The saying goes: big things come in small packages. And while we can’t say that for the Pixel XL, we can certainly give it credit for keeping it safe, in terms of design and finish but giving a new spin on the UI and Android OS.
At first glance, the Pixel doesn’t seem like much. This is Google’s first phone but the exterior gives it an iPhone look, without having the iPhone’s iconic middle button. I found myself trying to tap on an invisible button, but with enough uses, you will soon forget about it and start using its finger print sensor, located on the back of the phone. It has a good weight to it, which gives it more of a finished feel. Nowadays, it’s very hard to find a smart phone that doesn’t have the same metal/aluminum finish. The old rhetoric stays true for this design: if it isn’t broke, don’t fix it. And with the rectangular bezel, camera placement and overall body, it pays homage to what works currently in the smartphone world.

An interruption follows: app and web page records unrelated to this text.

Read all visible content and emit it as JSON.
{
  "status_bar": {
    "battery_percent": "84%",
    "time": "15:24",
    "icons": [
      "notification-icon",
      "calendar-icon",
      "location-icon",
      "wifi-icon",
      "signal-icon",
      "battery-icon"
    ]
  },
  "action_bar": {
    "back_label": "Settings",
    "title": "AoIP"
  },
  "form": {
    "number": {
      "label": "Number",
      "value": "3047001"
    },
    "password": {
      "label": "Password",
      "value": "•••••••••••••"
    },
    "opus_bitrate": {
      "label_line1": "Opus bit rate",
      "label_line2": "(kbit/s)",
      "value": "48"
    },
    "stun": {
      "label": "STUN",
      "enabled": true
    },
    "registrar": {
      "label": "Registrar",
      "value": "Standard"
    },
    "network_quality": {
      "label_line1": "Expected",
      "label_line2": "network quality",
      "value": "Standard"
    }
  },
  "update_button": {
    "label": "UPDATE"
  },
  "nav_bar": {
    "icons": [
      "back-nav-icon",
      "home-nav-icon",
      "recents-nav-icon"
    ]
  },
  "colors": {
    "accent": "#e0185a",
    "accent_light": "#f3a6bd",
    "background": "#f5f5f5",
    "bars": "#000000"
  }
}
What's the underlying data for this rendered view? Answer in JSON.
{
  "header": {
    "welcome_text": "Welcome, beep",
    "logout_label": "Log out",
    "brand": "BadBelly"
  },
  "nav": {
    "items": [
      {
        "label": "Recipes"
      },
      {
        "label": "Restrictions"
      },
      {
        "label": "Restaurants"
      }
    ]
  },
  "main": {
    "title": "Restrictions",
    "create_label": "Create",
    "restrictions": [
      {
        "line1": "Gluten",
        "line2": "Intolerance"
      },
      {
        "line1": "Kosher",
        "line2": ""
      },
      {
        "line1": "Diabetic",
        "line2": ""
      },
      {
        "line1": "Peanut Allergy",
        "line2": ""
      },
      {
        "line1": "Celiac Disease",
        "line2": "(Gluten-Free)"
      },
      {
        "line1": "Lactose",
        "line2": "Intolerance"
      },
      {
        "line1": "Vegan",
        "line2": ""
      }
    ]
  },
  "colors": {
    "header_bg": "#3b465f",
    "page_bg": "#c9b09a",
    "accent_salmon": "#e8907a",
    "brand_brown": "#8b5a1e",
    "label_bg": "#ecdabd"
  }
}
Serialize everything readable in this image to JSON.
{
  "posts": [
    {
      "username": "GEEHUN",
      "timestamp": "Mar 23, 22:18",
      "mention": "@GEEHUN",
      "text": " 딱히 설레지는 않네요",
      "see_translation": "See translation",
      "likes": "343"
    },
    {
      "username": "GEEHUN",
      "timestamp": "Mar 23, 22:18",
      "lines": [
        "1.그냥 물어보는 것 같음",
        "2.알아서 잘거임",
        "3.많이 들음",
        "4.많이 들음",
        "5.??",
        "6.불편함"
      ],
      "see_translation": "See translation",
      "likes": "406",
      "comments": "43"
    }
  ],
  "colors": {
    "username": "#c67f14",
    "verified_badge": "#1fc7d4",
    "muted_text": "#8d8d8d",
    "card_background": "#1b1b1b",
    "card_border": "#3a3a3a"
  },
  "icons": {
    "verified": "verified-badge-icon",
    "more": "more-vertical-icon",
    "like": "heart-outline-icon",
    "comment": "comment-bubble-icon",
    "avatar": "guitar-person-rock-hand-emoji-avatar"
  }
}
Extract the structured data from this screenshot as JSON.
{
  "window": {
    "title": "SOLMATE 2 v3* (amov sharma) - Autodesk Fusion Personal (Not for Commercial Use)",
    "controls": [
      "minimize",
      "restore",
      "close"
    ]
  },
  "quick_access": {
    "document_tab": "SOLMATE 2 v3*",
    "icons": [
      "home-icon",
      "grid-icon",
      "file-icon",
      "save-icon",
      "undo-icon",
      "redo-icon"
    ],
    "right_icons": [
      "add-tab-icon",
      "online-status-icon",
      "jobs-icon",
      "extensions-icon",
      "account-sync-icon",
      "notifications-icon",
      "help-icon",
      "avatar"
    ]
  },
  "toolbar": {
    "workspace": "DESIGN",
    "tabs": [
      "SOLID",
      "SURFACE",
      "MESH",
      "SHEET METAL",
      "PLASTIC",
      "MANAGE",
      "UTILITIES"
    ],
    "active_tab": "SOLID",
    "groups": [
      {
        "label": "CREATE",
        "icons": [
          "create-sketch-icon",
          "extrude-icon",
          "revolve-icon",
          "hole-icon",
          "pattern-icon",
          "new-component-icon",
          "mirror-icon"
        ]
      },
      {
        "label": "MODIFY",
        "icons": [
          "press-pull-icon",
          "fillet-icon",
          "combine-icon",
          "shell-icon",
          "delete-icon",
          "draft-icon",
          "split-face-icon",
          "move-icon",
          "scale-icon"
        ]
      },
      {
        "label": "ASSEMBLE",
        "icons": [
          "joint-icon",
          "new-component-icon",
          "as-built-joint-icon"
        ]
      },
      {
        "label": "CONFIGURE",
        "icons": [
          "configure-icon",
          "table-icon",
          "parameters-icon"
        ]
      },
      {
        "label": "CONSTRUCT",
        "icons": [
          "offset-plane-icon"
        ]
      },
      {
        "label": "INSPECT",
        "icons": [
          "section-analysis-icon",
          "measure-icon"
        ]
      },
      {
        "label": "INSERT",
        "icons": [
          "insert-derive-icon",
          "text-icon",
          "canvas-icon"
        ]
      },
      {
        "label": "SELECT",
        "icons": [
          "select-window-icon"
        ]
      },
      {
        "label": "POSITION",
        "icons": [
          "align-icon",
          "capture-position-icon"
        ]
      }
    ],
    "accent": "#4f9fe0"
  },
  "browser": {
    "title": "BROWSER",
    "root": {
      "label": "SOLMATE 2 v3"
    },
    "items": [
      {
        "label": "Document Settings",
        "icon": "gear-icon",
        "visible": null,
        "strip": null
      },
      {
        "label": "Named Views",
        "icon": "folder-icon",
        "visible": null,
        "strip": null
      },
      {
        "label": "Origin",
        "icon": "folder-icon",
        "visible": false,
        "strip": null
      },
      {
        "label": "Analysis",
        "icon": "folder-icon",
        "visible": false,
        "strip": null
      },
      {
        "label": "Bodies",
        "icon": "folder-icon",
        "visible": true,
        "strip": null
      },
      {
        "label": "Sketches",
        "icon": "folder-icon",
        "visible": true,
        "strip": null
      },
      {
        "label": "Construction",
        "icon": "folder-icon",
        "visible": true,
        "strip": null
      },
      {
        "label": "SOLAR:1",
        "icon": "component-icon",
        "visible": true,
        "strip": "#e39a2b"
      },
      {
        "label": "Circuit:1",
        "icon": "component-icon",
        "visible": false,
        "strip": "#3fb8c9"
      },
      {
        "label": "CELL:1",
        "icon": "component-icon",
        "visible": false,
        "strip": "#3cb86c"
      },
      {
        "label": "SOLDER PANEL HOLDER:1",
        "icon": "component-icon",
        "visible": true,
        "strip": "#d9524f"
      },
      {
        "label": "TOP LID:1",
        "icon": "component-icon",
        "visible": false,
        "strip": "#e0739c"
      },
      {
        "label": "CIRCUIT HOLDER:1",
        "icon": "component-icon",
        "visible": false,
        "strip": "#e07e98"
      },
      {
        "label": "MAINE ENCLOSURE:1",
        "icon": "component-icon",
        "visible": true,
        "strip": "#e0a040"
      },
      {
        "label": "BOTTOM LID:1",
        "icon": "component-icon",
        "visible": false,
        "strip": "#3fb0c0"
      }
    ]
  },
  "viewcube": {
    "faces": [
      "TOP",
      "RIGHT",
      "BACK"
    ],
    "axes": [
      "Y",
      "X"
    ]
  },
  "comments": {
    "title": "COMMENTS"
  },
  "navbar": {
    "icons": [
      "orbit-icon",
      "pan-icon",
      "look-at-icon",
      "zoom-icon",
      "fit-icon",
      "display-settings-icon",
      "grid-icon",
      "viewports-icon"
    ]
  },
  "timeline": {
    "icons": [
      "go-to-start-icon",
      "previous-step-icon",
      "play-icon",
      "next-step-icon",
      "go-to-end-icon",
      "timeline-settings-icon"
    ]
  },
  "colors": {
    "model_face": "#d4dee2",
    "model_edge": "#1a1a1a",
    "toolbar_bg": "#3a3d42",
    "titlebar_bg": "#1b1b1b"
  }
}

Google has done an incredible job at optimizing the battery life and speeds on the Pixel. I t is extraordinarily fast, with very few lag inputs. The battery life on the Pixel XL is just as impressive. While a 3,450mh battery may not mean much with bigger batteries like the S7 Edge, its held out on strenuous tasks that I’ve assigned it to do. I’ve never had to charge it more than once a day. I connected two Bluetooth devices (my smartwatch and headphones) and watch Netflix on it for about an hour. The result? It barely dropped down to 15%.
Something that Google has proudly boasted is the camera quality. Being a skeptic coming in, I couldn’t possibly believe that it could rival Samsung’s flagship phones in term of camera. Perhaps even against the iPhone 7, I would have expected to see major differences within it. But it did. Taking photos on the Pixel XL in low-light is hands down, by far the best I have ever seen on any smart camera out on the market. It rivals virtually all smartphones that talk about its impressive aperture. Taking a few shots in comparison, you can see the difference this makes and how astounding it is.
However, when it comes to taking a photo in natural light, it doesn’t shine as bright as the Galaxy S7. In fact, the colors do not pop as much as one would have hoped. Regardless, it is all up to the photographers tastes and what they want. But these are note-worthy differences if you happen to be a fanatic of mobile photography.
Another great addition is Google Assistant. In essence it’s a Google Now v2.0: a more robust search function with more “smart” capabilities. Google Now assists with everything from Calendar appointments upto recent searches on your purchases. It takes it a step further with an AI, and can be a lot of fun when you set it up. But while it can make your life a bit easier and is more reliable, its still not “smart” enough. It recognizes my voice just fine. Its just not as personal and intuitive as I would have liked it to be.
I welcome the Google Pixel as a great contender between Samsung and Apple. It certainly has the potential to be greater (especially since it will always be the first one up in Android Updates.)